▸ Assigned task
Your reply should consist of one number: how many lines below contain "question".

─── Information given

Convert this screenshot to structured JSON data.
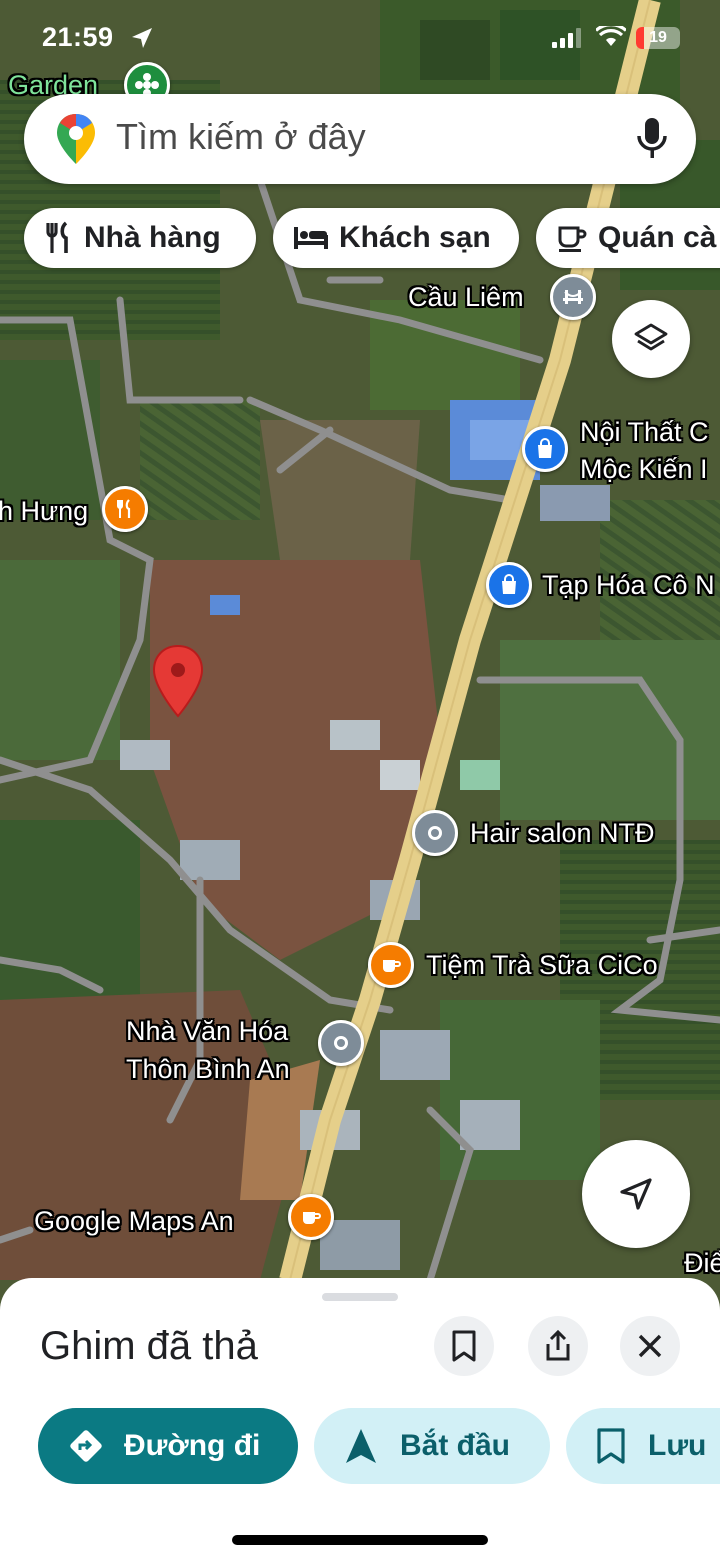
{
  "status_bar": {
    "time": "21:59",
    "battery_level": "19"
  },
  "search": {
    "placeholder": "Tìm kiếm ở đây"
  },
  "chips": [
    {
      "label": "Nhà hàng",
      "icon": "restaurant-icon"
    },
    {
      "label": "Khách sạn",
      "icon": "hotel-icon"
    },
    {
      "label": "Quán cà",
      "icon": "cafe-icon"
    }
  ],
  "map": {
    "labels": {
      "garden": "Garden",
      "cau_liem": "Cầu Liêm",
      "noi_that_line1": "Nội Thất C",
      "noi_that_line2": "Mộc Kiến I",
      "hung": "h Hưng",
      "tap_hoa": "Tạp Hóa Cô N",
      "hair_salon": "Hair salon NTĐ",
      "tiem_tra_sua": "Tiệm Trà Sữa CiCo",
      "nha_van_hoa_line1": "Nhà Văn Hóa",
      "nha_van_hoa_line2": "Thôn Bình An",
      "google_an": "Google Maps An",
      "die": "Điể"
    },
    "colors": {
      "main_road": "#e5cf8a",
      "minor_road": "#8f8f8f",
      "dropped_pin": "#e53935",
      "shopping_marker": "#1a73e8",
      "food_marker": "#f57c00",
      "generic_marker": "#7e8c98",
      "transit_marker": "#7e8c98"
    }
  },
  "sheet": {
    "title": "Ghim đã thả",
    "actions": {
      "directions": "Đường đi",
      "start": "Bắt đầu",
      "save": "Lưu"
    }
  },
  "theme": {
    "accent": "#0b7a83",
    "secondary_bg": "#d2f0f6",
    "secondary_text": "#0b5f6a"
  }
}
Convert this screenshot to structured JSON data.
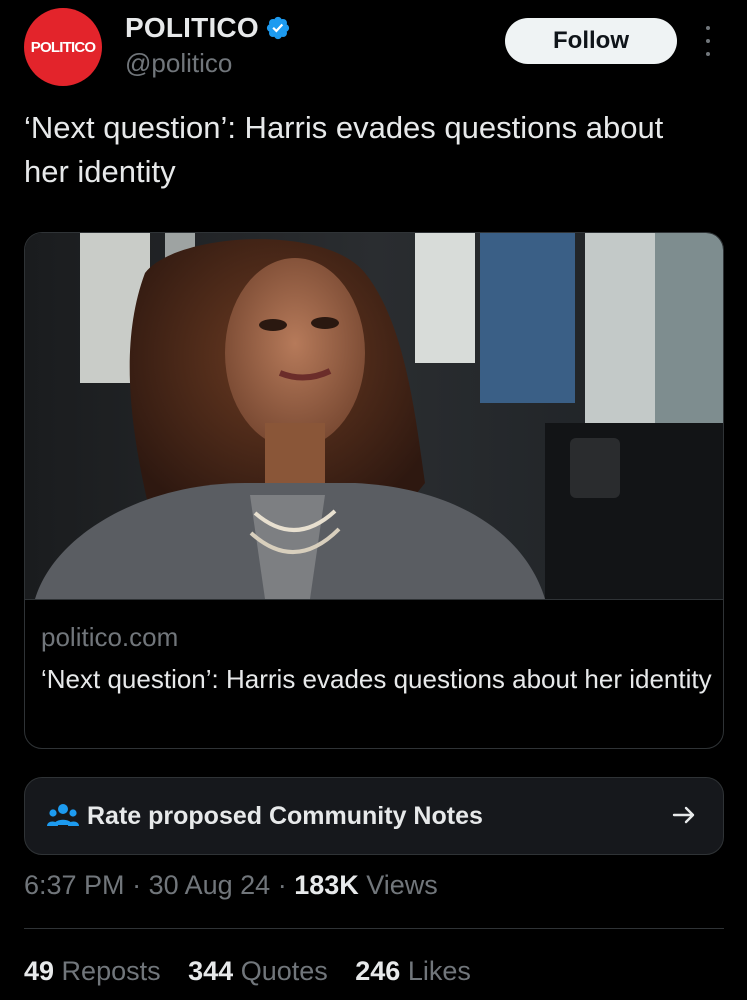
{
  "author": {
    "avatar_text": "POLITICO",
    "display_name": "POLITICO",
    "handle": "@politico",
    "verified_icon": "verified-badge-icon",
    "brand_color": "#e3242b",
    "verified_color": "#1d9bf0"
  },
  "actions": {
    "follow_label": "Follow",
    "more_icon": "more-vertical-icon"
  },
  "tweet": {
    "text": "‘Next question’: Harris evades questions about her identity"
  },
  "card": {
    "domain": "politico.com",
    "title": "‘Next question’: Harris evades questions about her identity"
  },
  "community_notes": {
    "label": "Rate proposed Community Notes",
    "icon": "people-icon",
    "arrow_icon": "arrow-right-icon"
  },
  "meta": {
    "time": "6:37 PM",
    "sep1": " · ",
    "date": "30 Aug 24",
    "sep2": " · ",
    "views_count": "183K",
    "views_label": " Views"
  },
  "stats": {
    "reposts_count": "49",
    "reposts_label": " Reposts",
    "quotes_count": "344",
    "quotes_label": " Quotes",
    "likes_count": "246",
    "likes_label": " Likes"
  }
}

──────

▸ Reply
2